*What is being asked*
The reply must consist of the entire listing, reproduced exactly.
____
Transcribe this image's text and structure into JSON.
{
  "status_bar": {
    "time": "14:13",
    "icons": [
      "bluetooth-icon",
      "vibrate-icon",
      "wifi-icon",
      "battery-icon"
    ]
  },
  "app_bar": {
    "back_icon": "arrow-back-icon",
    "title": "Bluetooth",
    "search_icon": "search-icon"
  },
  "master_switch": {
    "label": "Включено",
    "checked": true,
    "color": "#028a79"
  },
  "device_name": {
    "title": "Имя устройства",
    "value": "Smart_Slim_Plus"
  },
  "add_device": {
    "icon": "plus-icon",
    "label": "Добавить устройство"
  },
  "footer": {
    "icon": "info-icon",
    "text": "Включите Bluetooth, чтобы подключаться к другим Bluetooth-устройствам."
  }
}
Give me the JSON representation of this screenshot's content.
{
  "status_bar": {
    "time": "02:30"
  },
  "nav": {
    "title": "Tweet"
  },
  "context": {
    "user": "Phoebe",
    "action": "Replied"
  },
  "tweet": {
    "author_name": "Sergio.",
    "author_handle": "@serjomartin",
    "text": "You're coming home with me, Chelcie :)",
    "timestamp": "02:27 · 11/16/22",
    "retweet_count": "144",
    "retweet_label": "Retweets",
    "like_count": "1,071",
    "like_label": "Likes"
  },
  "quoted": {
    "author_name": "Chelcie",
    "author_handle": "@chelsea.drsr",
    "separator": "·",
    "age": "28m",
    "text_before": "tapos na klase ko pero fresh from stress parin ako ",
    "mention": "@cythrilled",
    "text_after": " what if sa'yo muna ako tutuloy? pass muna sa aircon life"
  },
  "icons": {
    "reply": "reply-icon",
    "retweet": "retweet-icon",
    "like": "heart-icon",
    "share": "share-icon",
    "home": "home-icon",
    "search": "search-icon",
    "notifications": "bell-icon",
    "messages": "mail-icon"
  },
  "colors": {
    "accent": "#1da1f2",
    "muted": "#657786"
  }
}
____
*Your solution*
Transcribe this image's text and structure into JSON.
{
  "status_bar": {
    "time": "14:13",
    "icons": [
      "bluetooth-icon",
      "vibrate-icon",
      "wifi-icon",
      "battery-icon"
    ]
  },
  "app_bar": {
    "back_icon": "arrow-back-icon",
    "title": "Bluetooth",
    "search_icon": "search-icon"
  },
  "master_switch": {
    "label": "Включено",
    "checked": true,
    "color": "#028a79"
  },
  "device_name": {
    "title": "Имя устройства",
    "value": "Smart_Slim_Plus"
  },
  "add_device": {
    "icon": "plus-icon",
    "label": "Добавить устройство"
  },
  "footer": {
    "icon": "info-icon",
    "text": "Включите Bluetooth, чтобы подключаться к другим Bluetooth-устройствам."
  }
}
Give me the JSON representation of this screenshot's content.
{
  "status_bar": {
    "time": "02:30"
  },
  "nav": {
    "title": "Tweet"
  },
  "context": {
    "user": "Phoebe",
    "action": "Replied"
  },
  "tweet": {
    "author_name": "Sergio.",
    "author_handle": "@serjomartin",
    "text": "You're coming home with me, Chelcie :)",
    "timestamp": "02:27 · 11/16/22",
    "retweet_count": "144",
    "retweet_label": "Retweets",
    "like_count": "1,071",
    "like_label": "Likes"
  },
  "quoted": {
    "author_name": "Chelcie",
    "author_handle": "@chelsea.drsr",
    "separator": "·",
    "age": "28m",
    "text_before": "tapos na klase ko pero fresh from stress parin ako ",
    "mention": "@cythrilled",
    "text_after": " what if sa'yo muna ako tutuloy? pass muna sa aircon life"
  },
  "icons": {
    "reply": "reply-icon",
    "retweet": "retweet-icon",
    "like": "heart-icon",
    "share": "share-icon",
    "home": "home-icon",
    "search": "search-icon",
    "notifications": "bell-icon",
    "messages": "mail-icon"
  },
  "colors": {
    "accent": "#1da1f2",
    "muted": "#657786"
  }
}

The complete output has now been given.